COG is a unique sourcebook for NCFCA and Stoa team policy debate. It offers a huge variety of high-quality, ready-to-read evidence from expert researchers to make preparation a breeze. In 2010, debaters from around the country ranked COG as statistically tied for Best Sourcebook of the Year.
We've all had those rounds against a completely new case where we have no idea what to say. That's why COG is the first and only NCFCA/Stoa sourcebook to consist entirely of generic briefs. We all know that cases evolve and diversify over the course of the season; case-specific briefs you get at the beginning of the season will likely be outdated by the end of it. Generic briefs, on the other hand, give you arguments that work against whole categories of cases, regardless of the details.
Power: True Generics
Most sourcebooks give you briefs against specific cases. That's like getting a box of specialized poisons in little vials – great, but only if you hit the specific plans they're designed to work against. COG hands you a general-purpose shotgun and says "yeah, if you need help, just use this."
These aren't like the "generics" you'll find advertised elsewhere. COG's briefs are carefully engineered to work against whole categories of cases – like anything that increases energy production, or tries to reduce voter fraud. It's literally "evidence against almost everything." With a good arsenal of generics, you'll never be speechless.
Quality: Solid and Authoritative
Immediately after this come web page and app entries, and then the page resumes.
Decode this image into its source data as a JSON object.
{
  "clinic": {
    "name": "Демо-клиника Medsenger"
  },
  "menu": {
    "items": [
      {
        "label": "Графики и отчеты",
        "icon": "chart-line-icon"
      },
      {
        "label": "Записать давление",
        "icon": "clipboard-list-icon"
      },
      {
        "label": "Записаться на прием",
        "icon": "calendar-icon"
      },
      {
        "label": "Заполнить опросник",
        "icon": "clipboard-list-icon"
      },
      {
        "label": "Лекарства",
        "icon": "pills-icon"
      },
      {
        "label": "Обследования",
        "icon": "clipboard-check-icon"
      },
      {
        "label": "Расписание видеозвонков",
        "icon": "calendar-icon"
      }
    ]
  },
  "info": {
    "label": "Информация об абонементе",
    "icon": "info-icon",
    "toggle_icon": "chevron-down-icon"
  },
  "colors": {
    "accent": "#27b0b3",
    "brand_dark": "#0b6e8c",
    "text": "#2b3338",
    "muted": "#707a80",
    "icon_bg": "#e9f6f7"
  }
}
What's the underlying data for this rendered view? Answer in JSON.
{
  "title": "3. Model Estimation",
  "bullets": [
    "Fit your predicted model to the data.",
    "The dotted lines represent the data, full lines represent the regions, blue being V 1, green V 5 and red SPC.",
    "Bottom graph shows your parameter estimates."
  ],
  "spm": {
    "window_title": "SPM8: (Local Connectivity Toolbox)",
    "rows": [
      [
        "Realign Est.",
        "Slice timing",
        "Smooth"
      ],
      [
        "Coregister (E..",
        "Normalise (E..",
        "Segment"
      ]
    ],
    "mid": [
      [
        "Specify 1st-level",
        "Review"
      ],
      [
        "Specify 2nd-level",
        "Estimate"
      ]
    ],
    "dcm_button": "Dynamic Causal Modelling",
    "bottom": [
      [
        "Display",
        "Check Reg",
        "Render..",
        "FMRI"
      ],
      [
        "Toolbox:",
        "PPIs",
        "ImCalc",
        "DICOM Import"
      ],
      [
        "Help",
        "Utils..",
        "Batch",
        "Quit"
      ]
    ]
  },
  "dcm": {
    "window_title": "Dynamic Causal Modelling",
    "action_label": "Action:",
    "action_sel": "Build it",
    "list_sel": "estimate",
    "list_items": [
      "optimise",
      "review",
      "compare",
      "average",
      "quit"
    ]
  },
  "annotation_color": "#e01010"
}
We use only the highest-quality, most credible evidence. In fact, our source quality beats most other sourcebooks hands down, and we have the data to prove it. In 2010, nearly three quarters of our evidence came from academic sources like professors and peer-reviewed studies – more than any other sourcebook.
Each brief goes through multiple editors to ensure that everything is complete, compact, and precise. To see the results, check out some of our freebies!
Simplicity: Make it Easy
Generics don't have to be hard to use. In COG, organization is simple and arguments are well-explained. All briefs are fully cross-referenced, so you never have to go hunting for the table of contents. There's even a comprehensive "case hitsheet" to help you find arguments against unfamiliar cases on the fly.